Ulmer proposed the theory of teleoanticipation which holds that fatigue is not only a physical event but is a conscious sensation felt as a result of subconscious regulatory process in the brain, in place to ensure homeostasis is maintained during exercise (Ulmer, 1996). Before the beginning of the exercise bout, the brain sends efferent information to different organs and physiological systems in order to generate appropriate power output and metabolic rates. Once the exercise bout has begun, afferent input in response to the onset of exercise sends information to the pacing centers in the brain and subsequent adjustments in power output are made. Thus, power output is continuously modified throughout a bout of exercise. This mechanism may be altered, such as by weight status and race, which may have contributed to inaccuracy in perceived of exertion before the bout of exercise even began in obesity prone participants in this study.
The accuracy of perceived exertion during a 4 minute, 3 mph submaximal walk task was affected by weight change in EA and AA obesity-prone, premenopausal women. European American women tended to over-perceive while AA women tended to under-perceive exertion level. Accuracy was comparable at similar weight status (baseline and 1-year follow-up). Previous findings by our group revealed that over-perception is associated with more weight gain within one year of weight loss (Brock et al., 2010), and those who over-perceive also report lower vitality, poorer mental health, and poorer dietary control (Chandler-Laney et al., 2010). Inaccuracy of perceived exertion may therefore be a trait and barrier to participation in physical activity worth evaluation before planning an exercise intervention. A specialized and individualized program may produce more success in long-term healthy weight maintenance. Further investigation into racial differences in physiological and psychological constructs in determining perceived exertion is necessary.
GRH conceived and designed the study and aided in data analysis and interpretation of the data. SKS drafted all sections of the manuscript. All authors critically read the manuscript for intellectual content and approved the final version to be published. The authors declare they have no competing interests.

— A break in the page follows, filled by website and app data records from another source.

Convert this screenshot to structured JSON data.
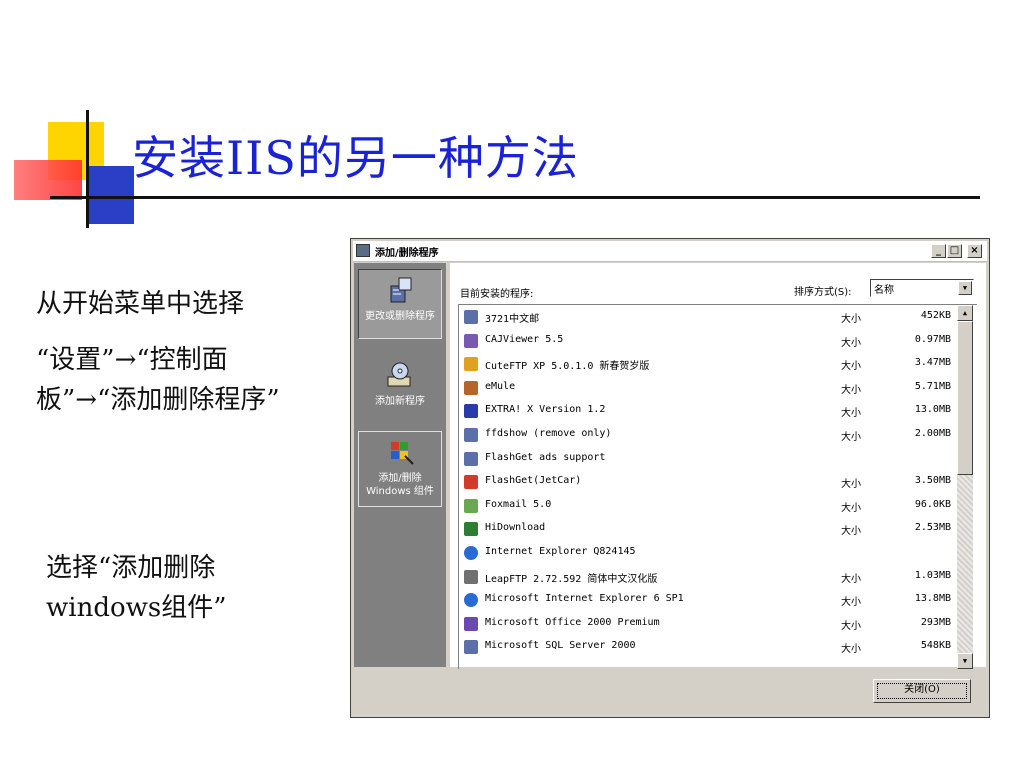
{
  "slide": {
    "title": "安装IIS的另一种方法",
    "text1": "从开始菜单中选择",
    "text2": "“设置”→“控制面板”→“添加删除程序”",
    "text3": "选择“添加删除windows组件”"
  },
  "window": {
    "title": "添加/删除程序",
    "min_glyph": "_",
    "max_glyph": "□",
    "close_glyph": "×",
    "sidebar": [
      {
        "label": "更改或删除程序",
        "icon": "cd-install-icon"
      },
      {
        "label": "添加新程序",
        "icon": "add-cd-icon"
      },
      {
        "label": "添加/删除 Windows 组件",
        "icon": "windows-components-icon"
      }
    ],
    "installed_label": "目前安装的程序:",
    "sort_label": "排序方式(S):",
    "sort_value": "名称",
    "size_label": "大小",
    "programs": [
      {
        "name": "3721中文邮",
        "size": "452KB",
        "color": "#5b6fa8"
      },
      {
        "name": "CAJViewer 5.5",
        "size": "0.97MB",
        "color": "#7a5ab0"
      },
      {
        "name": "CuteFTP XP 5.0.1.0 新春贺岁版",
        "size": "3.47MB",
        "color": "#e0a020"
      },
      {
        "name": "eMule",
        "size": "5.71MB",
        "color": "#b5652a"
      },
      {
        "name": "EXTRA! X Version 1.2",
        "size": "13.0MB",
        "color": "#2a3aa8"
      },
      {
        "name": "ffdshow (remove only)",
        "size": "2.00MB",
        "color": "#5b6fa8"
      },
      {
        "name": "FlashGet ads support",
        "size": "",
        "color": "#5b6fa8"
      },
      {
        "name": "FlashGet(JetCar)",
        "size": "3.50MB",
        "color": "#d23a2a"
      },
      {
        "name": "Foxmail 5.0",
        "size": "96.0KB",
        "color": "#6aa84f"
      },
      {
        "name": "HiDownload",
        "size": "2.53MB",
        "color": "#2e7d32"
      },
      {
        "name": "Internet Explorer Q824145",
        "size": "",
        "color": "#2a6ad4"
      },
      {
        "name": "LeapFTP 2.72.592 简体中文汉化版",
        "size": "1.03MB",
        "color": "#707070"
      },
      {
        "name": "Microsoft Internet Explorer 6 SP1",
        "size": "13.8MB",
        "color": "#2a6ad4"
      },
      {
        "name": "Microsoft Office 2000 Premium",
        "size": "293MB",
        "color": "#6a4ab0"
      },
      {
        "name": "Microsoft SQL Server 2000",
        "size": "548KB",
        "color": "#5b6fa8"
      }
    ],
    "close_button": "关闭(O)"
  }
}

This work was supported by RO1DK51684, RO1DK49779, UL1RR025777, P60DK079626, MO1-RR-00032, P30DK56336, and T32DK062710-07. Stouffer’s Lean Cuisine and Weight Watchers Smart Ones kindly provided food used during the weight-maintenance periods. We acknowledge David Bryan and Robert Petri for technical assistance; Paul Zuckerman for project coordination; and Betty Darnell for diet preparation.